> **Data supplied**
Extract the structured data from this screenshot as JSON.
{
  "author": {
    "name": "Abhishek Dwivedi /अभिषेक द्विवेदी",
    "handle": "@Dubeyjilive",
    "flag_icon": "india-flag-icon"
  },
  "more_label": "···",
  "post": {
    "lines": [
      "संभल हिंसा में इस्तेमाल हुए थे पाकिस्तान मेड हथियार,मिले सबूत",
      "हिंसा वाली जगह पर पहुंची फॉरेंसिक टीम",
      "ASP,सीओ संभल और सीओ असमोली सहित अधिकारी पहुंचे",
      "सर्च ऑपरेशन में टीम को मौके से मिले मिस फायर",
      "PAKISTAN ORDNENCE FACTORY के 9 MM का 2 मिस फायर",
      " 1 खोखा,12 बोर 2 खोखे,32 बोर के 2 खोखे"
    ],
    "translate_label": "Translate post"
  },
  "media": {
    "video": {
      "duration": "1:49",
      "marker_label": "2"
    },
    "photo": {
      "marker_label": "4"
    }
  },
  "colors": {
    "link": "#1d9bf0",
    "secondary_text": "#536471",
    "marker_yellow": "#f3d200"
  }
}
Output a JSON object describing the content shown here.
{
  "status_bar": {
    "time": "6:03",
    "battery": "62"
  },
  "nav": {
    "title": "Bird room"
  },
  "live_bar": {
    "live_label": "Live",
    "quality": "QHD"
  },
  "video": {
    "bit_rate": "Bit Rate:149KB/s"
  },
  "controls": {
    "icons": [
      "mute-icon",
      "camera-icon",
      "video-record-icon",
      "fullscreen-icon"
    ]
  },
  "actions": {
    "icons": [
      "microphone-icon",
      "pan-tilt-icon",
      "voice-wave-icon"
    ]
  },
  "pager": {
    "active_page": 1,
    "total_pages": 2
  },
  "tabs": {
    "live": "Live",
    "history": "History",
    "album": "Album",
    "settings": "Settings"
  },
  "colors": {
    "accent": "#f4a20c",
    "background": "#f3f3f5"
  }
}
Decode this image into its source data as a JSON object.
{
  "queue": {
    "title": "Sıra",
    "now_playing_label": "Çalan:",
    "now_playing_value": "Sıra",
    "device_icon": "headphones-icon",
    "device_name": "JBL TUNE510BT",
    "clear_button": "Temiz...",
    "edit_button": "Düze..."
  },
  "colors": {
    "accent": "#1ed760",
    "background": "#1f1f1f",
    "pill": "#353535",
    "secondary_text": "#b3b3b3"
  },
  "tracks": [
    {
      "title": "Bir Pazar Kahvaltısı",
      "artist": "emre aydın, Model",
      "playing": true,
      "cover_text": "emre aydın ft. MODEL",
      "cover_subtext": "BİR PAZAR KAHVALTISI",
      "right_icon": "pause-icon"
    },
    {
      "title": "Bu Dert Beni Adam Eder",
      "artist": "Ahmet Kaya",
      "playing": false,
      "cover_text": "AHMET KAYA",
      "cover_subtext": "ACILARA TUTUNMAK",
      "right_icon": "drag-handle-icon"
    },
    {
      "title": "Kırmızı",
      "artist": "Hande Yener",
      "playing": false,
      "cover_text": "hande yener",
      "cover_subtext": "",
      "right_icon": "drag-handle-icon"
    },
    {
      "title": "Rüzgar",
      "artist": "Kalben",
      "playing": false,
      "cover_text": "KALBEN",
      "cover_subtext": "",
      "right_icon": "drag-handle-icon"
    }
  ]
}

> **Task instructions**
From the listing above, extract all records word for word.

> **Problem solution**
Extract the structured data from this screenshot as JSON.
{
  "author": {
    "name": "Abhishek Dwivedi /अभिषेक द्विवेदी",
    "handle": "@Dubeyjilive",
    "flag_icon": "india-flag-icon"
  },
  "more_label": "···",
  "post": {
    "lines": [
      "संभल हिंसा में इस्तेमाल हुए थे पाकिस्तान मेड हथियार,मिले सबूत",
      "हिंसा वाली जगह पर पहुंची फॉरेंसिक टीम",
      "ASP,सीओ संभल और सीओ असमोली सहित अधिकारी पहुंचे",
      "सर्च ऑपरेशन में टीम को मौके से मिले मिस फायर",
      "PAKISTAN ORDNENCE FACTORY के 9 MM का 2 मिस फायर",
      " 1 खोखा,12 बोर 2 खोखे,32 बोर के 2 खोखे"
    ],
    "translate_label": "Translate post"
  },
  "media": {
    "video": {
      "duration": "1:49",
      "marker_label": "2"
    },
    "photo": {
      "marker_label": "4"
    }
  },
  "colors": {
    "link": "#1d9bf0",
    "secondary_text": "#536471",
    "marker_yellow": "#f3d200"
  }
}
Output a JSON object describing the content shown here.
{
  "status_bar": {
    "time": "6:03",
    "battery": "62"
  },
  "nav": {
    "title": "Bird room"
  },
  "live_bar": {
    "live_label": "Live",
    "quality": "QHD"
  },
  "video": {
    "bit_rate": "Bit Rate:149KB/s"
  },
  "controls": {
    "icons": [
      "mute-icon",
      "camera-icon",
      "video-record-icon",
      "fullscreen-icon"
    ]
  },
  "actions": {
    "icons": [
      "microphone-icon",
      "pan-tilt-icon",
      "voice-wave-icon"
    ]
  },
  "pager": {
    "active_page": 1,
    "total_pages": 2
  },
  "tabs": {
    "live": "Live",
    "history": "History",
    "album": "Album",
    "settings": "Settings"
  },
  "colors": {
    "accent": "#f4a20c",
    "background": "#f3f3f5"
  }
}
Decode this image into its source data as a JSON object.
{
  "queue": {
    "title": "Sıra",
    "now_playing_label": "Çalan:",
    "now_playing_value": "Sıra",
    "device_icon": "headphones-icon",
    "device_name": "JBL TUNE510BT",
    "clear_button": "Temiz...",
    "edit_button": "Düze..."
  },
  "colors": {
    "accent": "#1ed760",
    "background": "#1f1f1f",
    "pill": "#353535",
    "secondary_text": "#b3b3b3"
  },
  "tracks": [
    {
      "title": "Bir Pazar Kahvaltısı",
      "artist": "emre aydın, Model",
      "playing": true,
      "cover_text": "emre aydın ft. MODEL",
      "cover_subtext": "BİR PAZAR KAHVALTISI",
      "right_icon": "pause-icon"
    },
    {
      "title": "Bu Dert Beni Adam Eder",
      "artist": "Ahmet Kaya",
      "playing": false,
      "cover_text": "AHMET KAYA",
      "cover_subtext": "ACILARA TUTUNMAK",
      "right_icon": "drag-handle-icon"
    },
    {
      "title": "Kırmızı",
      "artist": "Hande Yener",
      "playing": false,
      "cover_text": "hande yener",
      "cover_subtext": "",
      "right_icon": "drag-handle-icon"
    },
    {
      "title": "Rüzgar",
      "artist": "Kalben",
      "playing": false,
      "cover_text": "KALBEN",
      "cover_subtext": "",
      "right_icon": "drag-handle-icon"
    }
  ]
}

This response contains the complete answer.